Exercise materials Start Marker

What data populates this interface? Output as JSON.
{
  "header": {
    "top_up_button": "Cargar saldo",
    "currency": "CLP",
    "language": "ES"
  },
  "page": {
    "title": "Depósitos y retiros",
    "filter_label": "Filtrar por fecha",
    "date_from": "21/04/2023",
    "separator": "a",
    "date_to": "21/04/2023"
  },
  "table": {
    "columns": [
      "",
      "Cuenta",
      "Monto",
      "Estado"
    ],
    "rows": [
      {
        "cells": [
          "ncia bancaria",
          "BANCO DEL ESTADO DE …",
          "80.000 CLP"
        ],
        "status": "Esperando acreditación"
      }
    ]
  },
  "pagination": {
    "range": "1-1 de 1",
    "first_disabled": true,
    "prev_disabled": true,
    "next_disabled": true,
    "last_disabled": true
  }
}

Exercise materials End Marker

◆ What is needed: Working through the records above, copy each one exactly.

◆ Reply to the task:
What data populates this interface? Output as JSON.
{
  "header": {
    "top_up_button": "Cargar saldo",
    "currency": "CLP",
    "language": "ES"
  },
  "page": {
    "title": "Depósitos y retiros",
    "filter_label": "Filtrar por fecha",
    "date_from": "21/04/2023",
    "separator": "a",
    "date_to": "21/04/2023"
  },
  "table": {
    "columns": [
      "",
      "Cuenta",
      "Monto",
      "Estado"
    ],
    "rows": [
      {
        "cells": [
          "ncia bancaria",
          "BANCO DEL ESTADO DE …",
          "80.000 CLP"
        ],
        "status": "Esperando acreditación"
      }
    ]
  },
  "pagination": {
    "range": "1-1 de 1",
    "first_disabled": true,
    "prev_disabled": true,
    "next_disabled": true,
    "last_disabled": true
  }
}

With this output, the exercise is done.